If they think that, by disappearing Lou, they can disappear that question, they are even more mistaken than they were when making illogical arguments in favor of slaughter. The question will not go away. The ghost of Lou will make sure of that.

But since this really is all about bodies, we should be thinking about how to bring our own bodies more fully into struggles like this. We erred, maybe, in going along with the Green Mountain College tactic of distancing themselves from the deaths they perpetrate by means of endless rational argumentation. So much of this struggle was conducted online, in the most disembodied fashion imaginable and mostly in the realm of logic rather than emotion. What might we have done instead? That’s the question that won’t disappear for me.



5 comments to On the Disappearing of Oxen Instead of Problems

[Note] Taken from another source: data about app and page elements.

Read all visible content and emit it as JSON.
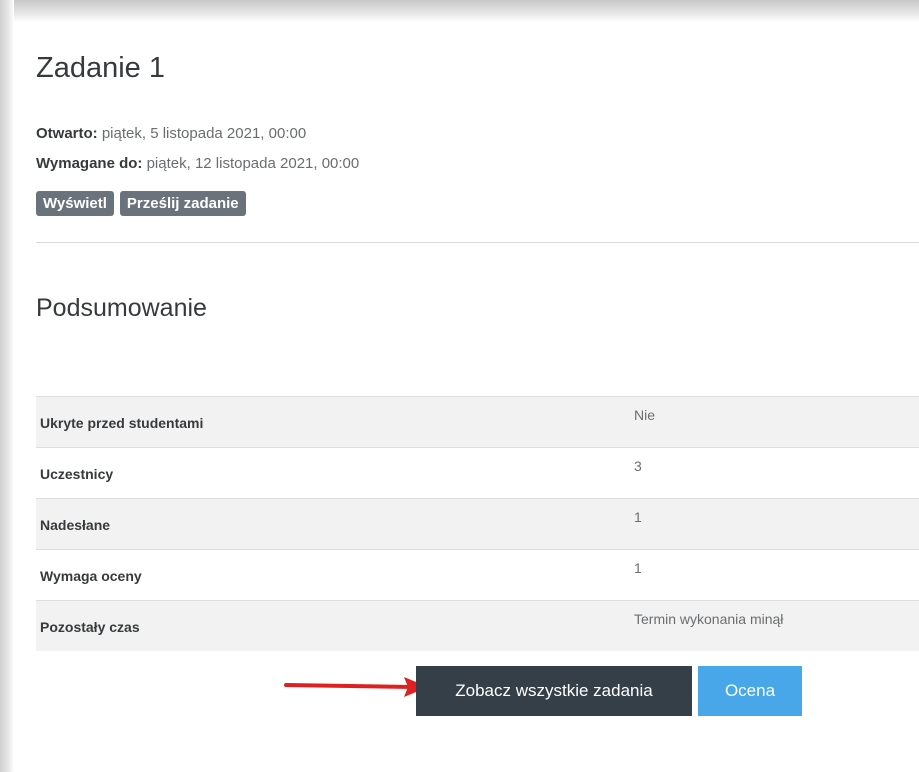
{
  "assignment": {
    "title": "Zadanie 1",
    "opened_label": "Otwarto:",
    "opened_value": "piątek, 5 listopada 2021, 00:00",
    "due_label": "Wymagane do:",
    "due_value": "piątek, 12 listopada 2021, 00:00",
    "badges": [
      "Wyświetl",
      "Prześlij zadanie"
    ]
  },
  "summary": {
    "heading": "Podsumowanie",
    "rows": [
      {
        "label": "Ukryte przed studentami",
        "value": "Nie"
      },
      {
        "label": "Uczestnicy",
        "value": "3"
      },
      {
        "label": "Nadesłane",
        "value": "1"
      },
      {
        "label": "Wymaga oceny",
        "value": "1"
      },
      {
        "label": "Pozostały czas",
        "value": "Termin wykonania minął"
      }
    ]
  },
  "actions": {
    "view_all_label": "Zobacz wszystkie zadania",
    "grade_label": "Ocena"
  },
  "colors": {
    "dark_button": "#353f47",
    "blue_button": "#47a7e8",
    "badge": "#6a737b",
    "arrow": "#e02020"
  }
}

  • Catherine Podojil

    It’s the students’ behavior/lack of resistance that bothers me more than that of the college officials, who, like most bureaucrats of any stamp, will fight to protect their worldview. But the kids – are they so brainwashed that none of them can break through and take a stand, or so committed to the school’s policies that none of them could have kept watch to see what actually happened? Is this a religious school, by the way?

  • There are some students who bravely contested the decision and have tried to look out for Bill and Lou, but they are young people with lives and classes (not to mention the need for sleep), so they could not be on the lookout at all times. That’s probably why this was done in the dead of night.

    This was originally a Methodist school, so all of this is particularly shocking in light of the history of Methodist concern for justice.

  • Reading the comments to the article about the killing of Lou is like entering a world of pure hatred for animals and their advocates. That, plus the view that animals classified as “food” animals cannot possibly be reclassified as beings in their own right, plus the view that humans have “rights” and other-than-human animals have no rights. I have been deeply affected by VINE’s effort to save Bill and Lou from the fate that Lou has now met at the hands of those who needed him to be dead at the college. I am sure Lou was not “euthanized.” I wonder how Bill feels waking up in the morning and realizing he is alone. I wonder how Lou felt as he was dragged away from his partner of ten years in the middle of the night. Waking someone up in the dead of night to take them somewhere to be killed could never be euthanasia. Everything about this story is sad but it illustrates the animal farming mentality and what animals used for food are put through by the millions every day.

    Karen Davis, United Poultry Concerns.

  • A very astute observation re the middle of the night “disappearing”. We humans try to hide that which we find shameful. That whole organization/school and the human animals associated with it have much to be ashamed of.

    Thanks for writing this.

  • Ronnie Steinau

    What might we have done instead? Whatever we could have done, can we do it now to save Bill?